Previous research has shown that concurrent alternating stimulation of paired limbic sites culminates in kindling of generalized seizures from 1 (dominant) site, whereas the other (suppressed) site supports only focal or partial seizures. This phenomenon has been referred to as kindling antagonism, and it has been proposed that antagonism reflects an arrest of kindling, which is therefore viewed as a non-continuous stepwise process. We have attempted to replicate these important observations in adult rats stimulated in various combinations of forebrain sites.
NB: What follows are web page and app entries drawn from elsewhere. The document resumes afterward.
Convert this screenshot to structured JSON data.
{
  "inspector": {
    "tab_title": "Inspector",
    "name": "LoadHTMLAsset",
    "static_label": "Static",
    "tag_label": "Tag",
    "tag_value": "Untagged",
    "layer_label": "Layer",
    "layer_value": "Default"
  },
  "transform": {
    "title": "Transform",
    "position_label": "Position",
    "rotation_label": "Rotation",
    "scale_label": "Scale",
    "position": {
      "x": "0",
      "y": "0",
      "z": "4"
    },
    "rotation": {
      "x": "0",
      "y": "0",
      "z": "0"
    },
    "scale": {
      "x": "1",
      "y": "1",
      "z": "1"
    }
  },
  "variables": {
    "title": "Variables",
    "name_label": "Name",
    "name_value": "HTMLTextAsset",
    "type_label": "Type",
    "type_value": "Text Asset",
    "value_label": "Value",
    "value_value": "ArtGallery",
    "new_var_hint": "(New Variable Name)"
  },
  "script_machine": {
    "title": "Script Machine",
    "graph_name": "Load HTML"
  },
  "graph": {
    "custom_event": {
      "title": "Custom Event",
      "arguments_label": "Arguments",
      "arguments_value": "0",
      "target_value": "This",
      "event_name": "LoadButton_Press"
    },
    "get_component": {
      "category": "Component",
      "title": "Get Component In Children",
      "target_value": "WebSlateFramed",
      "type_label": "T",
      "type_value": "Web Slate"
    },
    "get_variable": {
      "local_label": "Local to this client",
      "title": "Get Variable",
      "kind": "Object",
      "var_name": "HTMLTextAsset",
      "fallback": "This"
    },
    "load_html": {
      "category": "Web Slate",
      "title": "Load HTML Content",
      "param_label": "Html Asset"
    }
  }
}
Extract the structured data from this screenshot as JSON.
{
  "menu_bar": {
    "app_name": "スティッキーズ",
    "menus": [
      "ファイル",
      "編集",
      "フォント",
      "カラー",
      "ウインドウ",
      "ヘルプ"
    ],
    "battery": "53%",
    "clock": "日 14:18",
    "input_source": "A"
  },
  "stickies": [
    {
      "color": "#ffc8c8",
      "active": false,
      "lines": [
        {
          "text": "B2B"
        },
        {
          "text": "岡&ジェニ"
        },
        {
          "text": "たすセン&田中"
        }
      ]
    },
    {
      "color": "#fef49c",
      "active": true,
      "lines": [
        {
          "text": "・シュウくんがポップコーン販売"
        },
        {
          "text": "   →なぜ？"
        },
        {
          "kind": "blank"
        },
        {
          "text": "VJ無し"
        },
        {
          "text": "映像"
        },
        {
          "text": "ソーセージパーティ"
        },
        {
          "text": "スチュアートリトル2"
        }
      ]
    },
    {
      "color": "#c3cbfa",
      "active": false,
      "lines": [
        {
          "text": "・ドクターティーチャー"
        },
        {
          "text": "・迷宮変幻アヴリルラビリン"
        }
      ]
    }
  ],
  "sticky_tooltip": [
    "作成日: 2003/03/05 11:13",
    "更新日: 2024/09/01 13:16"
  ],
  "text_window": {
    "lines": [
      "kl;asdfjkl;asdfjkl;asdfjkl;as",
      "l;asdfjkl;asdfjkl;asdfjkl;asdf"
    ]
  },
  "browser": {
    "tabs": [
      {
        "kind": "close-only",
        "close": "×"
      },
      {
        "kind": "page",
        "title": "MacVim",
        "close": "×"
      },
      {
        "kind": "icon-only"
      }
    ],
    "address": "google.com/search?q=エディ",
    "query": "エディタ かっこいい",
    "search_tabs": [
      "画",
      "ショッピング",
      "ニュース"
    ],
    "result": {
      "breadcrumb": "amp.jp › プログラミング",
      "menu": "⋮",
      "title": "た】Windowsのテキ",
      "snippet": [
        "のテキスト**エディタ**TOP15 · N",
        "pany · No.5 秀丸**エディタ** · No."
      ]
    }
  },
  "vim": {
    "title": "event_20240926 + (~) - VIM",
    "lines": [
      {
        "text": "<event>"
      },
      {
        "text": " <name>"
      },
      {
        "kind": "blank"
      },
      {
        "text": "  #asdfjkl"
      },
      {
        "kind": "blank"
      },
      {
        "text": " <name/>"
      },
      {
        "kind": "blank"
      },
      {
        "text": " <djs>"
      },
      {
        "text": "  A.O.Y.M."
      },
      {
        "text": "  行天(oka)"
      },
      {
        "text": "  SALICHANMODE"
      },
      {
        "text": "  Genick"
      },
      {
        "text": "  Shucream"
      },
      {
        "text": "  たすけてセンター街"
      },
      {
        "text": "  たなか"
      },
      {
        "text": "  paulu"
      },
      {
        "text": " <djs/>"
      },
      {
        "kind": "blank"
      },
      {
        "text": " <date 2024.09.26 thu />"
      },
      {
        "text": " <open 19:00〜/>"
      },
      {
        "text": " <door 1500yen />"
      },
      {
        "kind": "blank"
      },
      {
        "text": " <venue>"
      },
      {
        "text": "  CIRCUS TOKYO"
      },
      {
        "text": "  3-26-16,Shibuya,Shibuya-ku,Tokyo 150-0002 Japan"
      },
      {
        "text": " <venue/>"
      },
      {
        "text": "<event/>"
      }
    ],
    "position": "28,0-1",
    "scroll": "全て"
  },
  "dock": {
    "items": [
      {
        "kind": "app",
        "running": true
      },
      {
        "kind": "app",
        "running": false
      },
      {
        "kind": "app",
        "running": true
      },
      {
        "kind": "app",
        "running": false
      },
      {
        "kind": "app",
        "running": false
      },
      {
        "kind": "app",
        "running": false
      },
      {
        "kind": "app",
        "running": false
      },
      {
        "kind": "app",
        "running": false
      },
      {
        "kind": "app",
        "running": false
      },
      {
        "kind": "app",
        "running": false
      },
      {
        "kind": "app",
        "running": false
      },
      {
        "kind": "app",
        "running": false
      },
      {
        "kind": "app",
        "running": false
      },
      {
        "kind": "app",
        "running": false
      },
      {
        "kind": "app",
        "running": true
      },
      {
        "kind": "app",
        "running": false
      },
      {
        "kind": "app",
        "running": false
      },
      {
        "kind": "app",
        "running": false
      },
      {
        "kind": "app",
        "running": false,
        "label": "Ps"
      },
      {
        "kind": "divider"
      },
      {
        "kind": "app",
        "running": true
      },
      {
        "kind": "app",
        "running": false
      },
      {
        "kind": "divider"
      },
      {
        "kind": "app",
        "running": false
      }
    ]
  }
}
Kindling antagonism was displayed by rats stimulated in the amygdala and the septal area, in the bilateral amygdala, the septal area and the splenium of the corpus callosum, and the amygdala and the cingulate cortex. We also found that antagonism between the amygdala and septal area as well as electrographic and behavioral correlates of alternating stimulation were sensitive to the hemispheric relation of the electrodes and to the order in which the sites received initial stimulations. That is, rats that carried ipsilateral amygdaloid and septal electrodes were less likely to display antagonism when the amygdala was the first site stimulated. On the other hand, we failed to obtain antagonism from rats stimulated in other limbic pairs (e.g. entorhinal cortex and septal area).
|Number of pages||8|
|Publication status||Published - 9 Jul. 1993|
- Kindling antagonism
- Limbic system
- Septal area